__DATA EXTRACTS__:
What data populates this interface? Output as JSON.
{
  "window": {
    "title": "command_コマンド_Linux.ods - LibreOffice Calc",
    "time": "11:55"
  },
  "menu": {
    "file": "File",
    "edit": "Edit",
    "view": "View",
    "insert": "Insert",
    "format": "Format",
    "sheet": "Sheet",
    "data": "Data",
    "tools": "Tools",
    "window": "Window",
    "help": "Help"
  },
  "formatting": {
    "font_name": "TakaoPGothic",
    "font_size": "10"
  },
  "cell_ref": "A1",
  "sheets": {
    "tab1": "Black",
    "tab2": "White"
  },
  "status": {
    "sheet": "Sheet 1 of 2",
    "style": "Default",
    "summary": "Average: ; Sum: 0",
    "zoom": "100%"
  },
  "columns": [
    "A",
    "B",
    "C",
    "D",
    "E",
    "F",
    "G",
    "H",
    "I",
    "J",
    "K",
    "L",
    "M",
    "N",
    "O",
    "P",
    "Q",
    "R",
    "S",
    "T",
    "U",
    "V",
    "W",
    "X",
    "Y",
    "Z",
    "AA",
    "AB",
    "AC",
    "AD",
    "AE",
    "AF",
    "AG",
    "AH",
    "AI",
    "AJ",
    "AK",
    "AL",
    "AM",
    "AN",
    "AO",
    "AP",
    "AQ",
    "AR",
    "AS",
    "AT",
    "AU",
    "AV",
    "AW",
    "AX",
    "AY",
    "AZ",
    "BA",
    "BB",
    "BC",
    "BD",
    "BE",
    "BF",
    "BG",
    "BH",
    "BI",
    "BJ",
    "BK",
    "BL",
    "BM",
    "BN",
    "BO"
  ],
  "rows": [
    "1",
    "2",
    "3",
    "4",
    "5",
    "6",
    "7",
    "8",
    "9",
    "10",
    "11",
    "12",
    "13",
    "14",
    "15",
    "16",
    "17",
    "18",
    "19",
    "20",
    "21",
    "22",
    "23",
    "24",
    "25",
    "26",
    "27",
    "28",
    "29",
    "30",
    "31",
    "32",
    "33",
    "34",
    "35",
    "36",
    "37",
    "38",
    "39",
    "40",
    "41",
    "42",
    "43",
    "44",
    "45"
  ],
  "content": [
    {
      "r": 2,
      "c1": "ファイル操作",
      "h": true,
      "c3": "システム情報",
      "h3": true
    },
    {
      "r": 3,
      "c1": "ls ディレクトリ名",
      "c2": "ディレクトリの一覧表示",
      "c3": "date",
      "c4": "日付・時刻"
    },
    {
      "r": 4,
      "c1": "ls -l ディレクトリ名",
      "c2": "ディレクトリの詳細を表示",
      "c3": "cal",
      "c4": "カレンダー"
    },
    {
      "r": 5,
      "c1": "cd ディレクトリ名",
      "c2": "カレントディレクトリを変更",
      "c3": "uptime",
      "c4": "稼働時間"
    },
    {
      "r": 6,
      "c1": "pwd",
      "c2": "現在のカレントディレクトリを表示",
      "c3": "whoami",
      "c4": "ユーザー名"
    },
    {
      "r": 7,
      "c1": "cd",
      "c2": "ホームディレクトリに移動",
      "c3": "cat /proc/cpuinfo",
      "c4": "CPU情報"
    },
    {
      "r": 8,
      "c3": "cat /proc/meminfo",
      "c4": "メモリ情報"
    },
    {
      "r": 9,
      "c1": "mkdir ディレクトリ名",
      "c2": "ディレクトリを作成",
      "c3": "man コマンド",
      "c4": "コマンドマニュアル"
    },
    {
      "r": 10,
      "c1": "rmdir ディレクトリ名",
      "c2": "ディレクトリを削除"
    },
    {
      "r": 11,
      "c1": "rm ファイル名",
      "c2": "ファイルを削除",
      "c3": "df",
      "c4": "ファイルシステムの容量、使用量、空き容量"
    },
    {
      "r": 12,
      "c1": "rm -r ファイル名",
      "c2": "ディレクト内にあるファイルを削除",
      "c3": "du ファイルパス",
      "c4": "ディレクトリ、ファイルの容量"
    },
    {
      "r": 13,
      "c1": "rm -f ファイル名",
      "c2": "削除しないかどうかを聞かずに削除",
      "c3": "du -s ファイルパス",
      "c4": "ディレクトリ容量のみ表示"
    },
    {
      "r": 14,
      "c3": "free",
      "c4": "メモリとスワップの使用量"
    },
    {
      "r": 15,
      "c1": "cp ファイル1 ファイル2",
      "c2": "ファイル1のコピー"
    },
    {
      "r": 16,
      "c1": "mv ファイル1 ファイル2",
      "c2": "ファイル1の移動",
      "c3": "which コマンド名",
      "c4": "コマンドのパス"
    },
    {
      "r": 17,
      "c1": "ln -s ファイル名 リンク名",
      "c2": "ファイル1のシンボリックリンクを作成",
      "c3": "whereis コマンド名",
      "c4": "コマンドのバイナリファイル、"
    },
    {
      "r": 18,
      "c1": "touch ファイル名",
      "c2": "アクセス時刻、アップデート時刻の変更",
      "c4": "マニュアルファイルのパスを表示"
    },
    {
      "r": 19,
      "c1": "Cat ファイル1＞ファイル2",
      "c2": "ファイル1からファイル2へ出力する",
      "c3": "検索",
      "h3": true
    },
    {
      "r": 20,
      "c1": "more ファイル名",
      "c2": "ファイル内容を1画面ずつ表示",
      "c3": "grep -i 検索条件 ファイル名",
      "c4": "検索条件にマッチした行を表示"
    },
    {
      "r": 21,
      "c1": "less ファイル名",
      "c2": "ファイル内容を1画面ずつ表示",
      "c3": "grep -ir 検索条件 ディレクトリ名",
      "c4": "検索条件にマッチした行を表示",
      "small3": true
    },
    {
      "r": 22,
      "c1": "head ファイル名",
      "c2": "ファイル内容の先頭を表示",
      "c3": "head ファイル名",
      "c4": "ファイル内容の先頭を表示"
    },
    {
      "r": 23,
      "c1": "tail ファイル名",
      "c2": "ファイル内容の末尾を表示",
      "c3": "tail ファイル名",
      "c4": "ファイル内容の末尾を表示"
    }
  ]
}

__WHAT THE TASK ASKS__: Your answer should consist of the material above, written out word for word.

__RESULT OF THE EXERCISE__:
What data populates this interface? Output as JSON.
{
  "window": {
    "title": "command_コマンド_Linux.ods - LibreOffice Calc",
    "time": "11:55"
  },
  "menu": {
    "file": "File",
    "edit": "Edit",
    "view": "View",
    "insert": "Insert",
    "format": "Format",
    "sheet": "Sheet",
    "data": "Data",
    "tools": "Tools",
    "window": "Window",
    "help": "Help"
  },
  "formatting": {
    "font_name": "TakaoPGothic",
    "font_size": "10"
  },
  "cell_ref": "A1",
  "sheets": {
    "tab1": "Black",
    "tab2": "White"
  },
  "status": {
    "sheet": "Sheet 1 of 2",
    "style": "Default",
    "summary": "Average: ; Sum: 0",
    "zoom": "100%"
  },
  "columns": [
    "A",
    "B",
    "C",
    "D",
    "E",
    "F",
    "G",
    "H",
    "I",
    "J",
    "K",
    "L",
    "M",
    "N",
    "O",
    "P",
    "Q",
    "R",
    "S",
    "T",
    "U",
    "V",
    "W",
    "X",
    "Y",
    "Z",
    "AA",
    "AB",
    "AC",
    "AD",
    "AE",
    "AF",
    "AG",
    "AH",
    "AI",
    "AJ",
    "AK",
    "AL",
    "AM",
    "AN",
    "AO",
    "AP",
    "AQ",
    "AR",
    "AS",
    "AT",
    "AU",
    "AV",
    "AW",
    "AX",
    "AY",
    "AZ",
    "BA",
    "BB",
    "BC",
    "BD",
    "BE",
    "BF",
    "BG",
    "BH",
    "BI",
    "BJ",
    "BK",
    "BL",
    "BM",
    "BN",
    "BO"
  ],
  "rows": [
    "1",
    "2",
    "3",
    "4",
    "5",
    "6",
    "7",
    "8",
    "9",
    "10",
    "11",
    "12",
    "13",
    "14",
    "15",
    "16",
    "17",
    "18",
    "19",
    "20",
    "21",
    "22",
    "23",
    "24",
    "25",
    "26",
    "27",
    "28",
    "29",
    "30",
    "31",
    "32",
    "33",
    "34",
    "35",
    "36",
    "37",
    "38",
    "39",
    "40",
    "41",
    "42",
    "43",
    "44",
    "45"
  ],
  "content": [
    {
      "r": 2,
      "c1": "ファイル操作",
      "h": true,
      "c3": "システム情報",
      "h3": true
    },
    {
      "r": 3,
      "c1": "ls ディレクトリ名",
      "c2": "ディレクトリの一覧表示",
      "c3": "date",
      "c4": "日付・時刻"
    },
    {
      "r": 4,
      "c1": "ls -l ディレクトリ名",
      "c2": "ディレクトリの詳細を表示",
      "c3": "cal",
      "c4": "カレンダー"
    },
    {
      "r": 5,
      "c1": "cd ディレクトリ名",
      "c2": "カレントディレクトリを変更",
      "c3": "uptime",
      "c4": "稼働時間"
    },
    {
      "r": 6,
      "c1": "pwd",
      "c2": "現在のカレントディレクトリを表示",
      "c3": "whoami",
      "c4": "ユーザー名"
    },
    {
      "r": 7,
      "c1": "cd",
      "c2": "ホームディレクトリに移動",
      "c3": "cat /proc/cpuinfo",
      "c4": "CPU情報"
    },
    {
      "r": 8,
      "c3": "cat /proc/meminfo",
      "c4": "メモリ情報"
    },
    {
      "r": 9,
      "c1": "mkdir ディレクトリ名",
      "c2": "ディレクトリを作成",
      "c3": "man コマンド",
      "c4": "コマンドマニュアル"
    },
    {
      "r": 10,
      "c1": "rmdir ディレクトリ名",
      "c2": "ディレクトリを削除"
    },
    {
      "r": 11,
      "c1": "rm ファイル名",
      "c2": "ファイルを削除",
      "c3": "df",
      "c4": "ファイルシステムの容量、使用量、空き容量"
    },
    {
      "r": 12,
      "c1": "rm -r ファイル名",
      "c2": "ディレクト内にあるファイルを削除",
      "c3": "du ファイルパス",
      "c4": "ディレクトリ、ファイルの容量"
    },
    {
      "r": 13,
      "c1": "rm -f ファイル名",
      "c2": "削除しないかどうかを聞かずに削除",
      "c3": "du -s ファイルパス",
      "c4": "ディレクトリ容量のみ表示"
    },
    {
      "r": 14,
      "c3": "free",
      "c4": "メモリとスワップの使用量"
    },
    {
      "r": 15,
      "c1": "cp ファイル1 ファイル2",
      "c2": "ファイル1のコピー"
    },
    {
      "r": 16,
      "c1": "mv ファイル1 ファイル2",
      "c2": "ファイル1の移動",
      "c3": "which コマンド名",
      "c4": "コマンドのパス"
    },
    {
      "r": 17,
      "c1": "ln -s ファイル名 リンク名",
      "c2": "ファイル1のシンボリックリンクを作成",
      "c3": "whereis コマンド名",
      "c4": "コマンドのバイナリファイル、"
    },
    {
      "r": 18,
      "c1": "touch ファイル名",
      "c2": "アクセス時刻、アップデート時刻の変更",
      "c4": "マニュアルファイルのパスを表示"
    },
    {
      "r": 19,
      "c1": "Cat ファイル1＞ファイル2",
      "c2": "ファイル1からファイル2へ出力する",
      "c3": "検索",
      "h3": true
    },
    {
      "r": 20,
      "c1": "more ファイル名",
      "c2": "ファイル内容を1画面ずつ表示",
      "c3": "grep -i 検索条件 ファイル名",
      "c4": "検索条件にマッチした行を表示"
    },
    {
      "r": 21,
      "c1": "less ファイル名",
      "c2": "ファイル内容を1画面ずつ表示",
      "c3": "grep -ir 検索条件 ディレクトリ名",
      "c4": "検索条件にマッチした行を表示",
      "small3": true
    },
    {
      "r": 22,
      "c1": "head ファイル名",
      "c2": "ファイル内容の先頭を表示",
      "c3": "head ファイル名",
      "c4": "ファイル内容の先頭を表示"
    },
    {
      "r": 23,
      "c1": "tail ファイル名",
      "c2": "ファイル内容の末尾を表示",
      "c3": "tail ファイル名",
      "c4": "ファイル内容の末尾を表示"
    }
  ]
}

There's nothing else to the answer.